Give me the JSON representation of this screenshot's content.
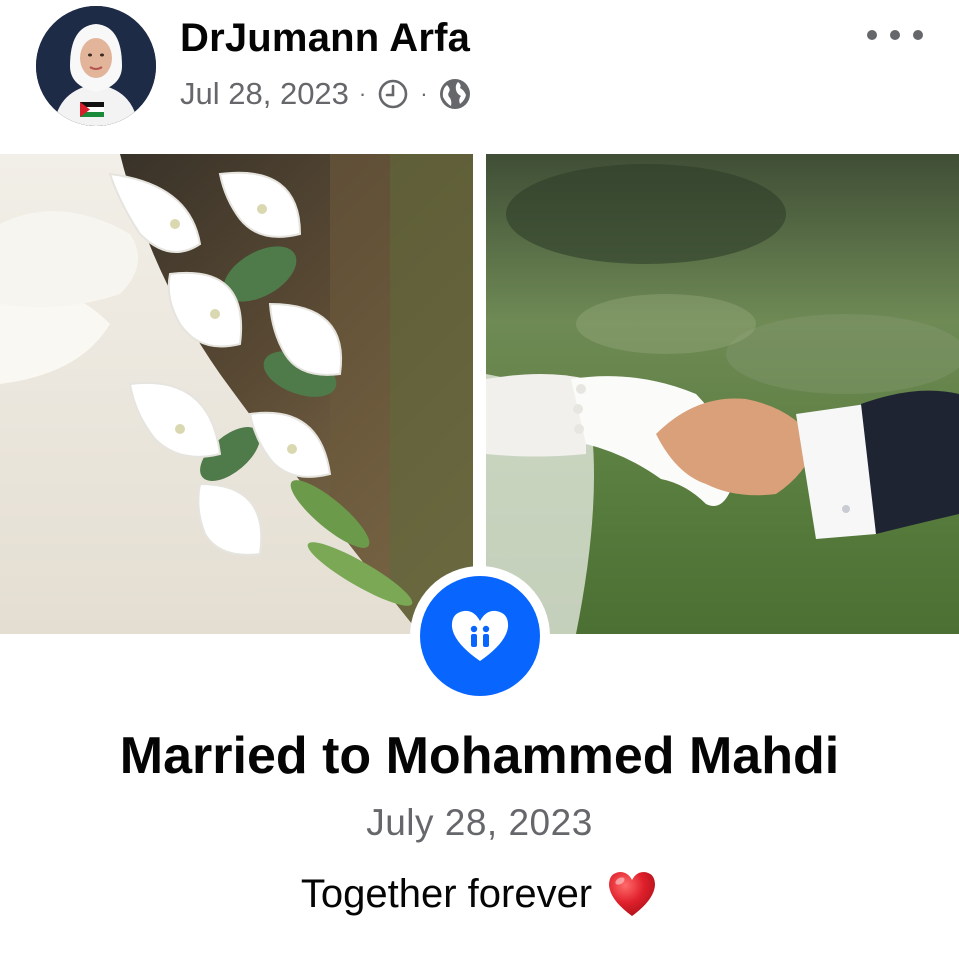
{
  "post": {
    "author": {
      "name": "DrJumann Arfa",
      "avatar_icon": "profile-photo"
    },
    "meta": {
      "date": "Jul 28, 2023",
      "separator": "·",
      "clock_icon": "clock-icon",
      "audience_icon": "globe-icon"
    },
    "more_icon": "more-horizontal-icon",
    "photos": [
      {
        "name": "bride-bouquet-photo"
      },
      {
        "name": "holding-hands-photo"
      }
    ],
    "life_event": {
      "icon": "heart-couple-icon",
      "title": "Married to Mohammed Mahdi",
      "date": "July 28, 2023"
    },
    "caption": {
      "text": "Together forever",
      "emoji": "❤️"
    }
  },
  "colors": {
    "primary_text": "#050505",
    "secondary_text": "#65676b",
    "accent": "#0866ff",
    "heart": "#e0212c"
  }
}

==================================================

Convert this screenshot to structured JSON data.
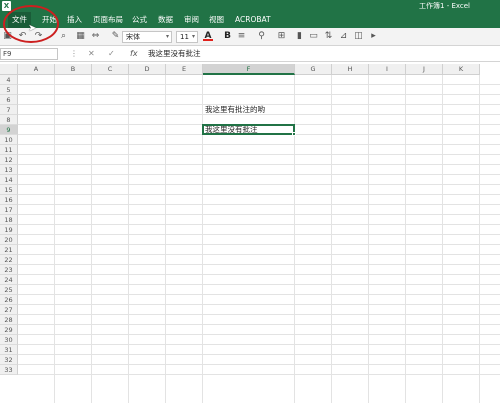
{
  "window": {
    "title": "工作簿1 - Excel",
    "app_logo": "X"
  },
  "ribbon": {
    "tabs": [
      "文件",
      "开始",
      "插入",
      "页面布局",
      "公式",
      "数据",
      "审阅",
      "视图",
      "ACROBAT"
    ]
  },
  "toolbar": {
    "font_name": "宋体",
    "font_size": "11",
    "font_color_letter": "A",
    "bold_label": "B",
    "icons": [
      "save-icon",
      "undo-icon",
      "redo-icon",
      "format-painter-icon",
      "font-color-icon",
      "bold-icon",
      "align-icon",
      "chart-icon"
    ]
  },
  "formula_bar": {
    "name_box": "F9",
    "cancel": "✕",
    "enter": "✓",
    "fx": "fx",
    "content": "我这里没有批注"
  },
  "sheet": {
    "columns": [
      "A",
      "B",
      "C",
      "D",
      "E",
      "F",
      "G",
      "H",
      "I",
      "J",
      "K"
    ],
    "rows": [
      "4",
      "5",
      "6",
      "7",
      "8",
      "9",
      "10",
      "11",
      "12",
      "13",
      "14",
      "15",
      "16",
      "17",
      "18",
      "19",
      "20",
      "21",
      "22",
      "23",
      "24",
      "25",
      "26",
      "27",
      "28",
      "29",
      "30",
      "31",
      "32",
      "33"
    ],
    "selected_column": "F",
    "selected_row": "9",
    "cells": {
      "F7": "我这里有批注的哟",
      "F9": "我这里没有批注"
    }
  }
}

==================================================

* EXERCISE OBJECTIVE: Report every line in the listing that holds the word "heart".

* FINISHED TASK:
      "icon": "heart-couple-icon",
    "heart": "#e0212c"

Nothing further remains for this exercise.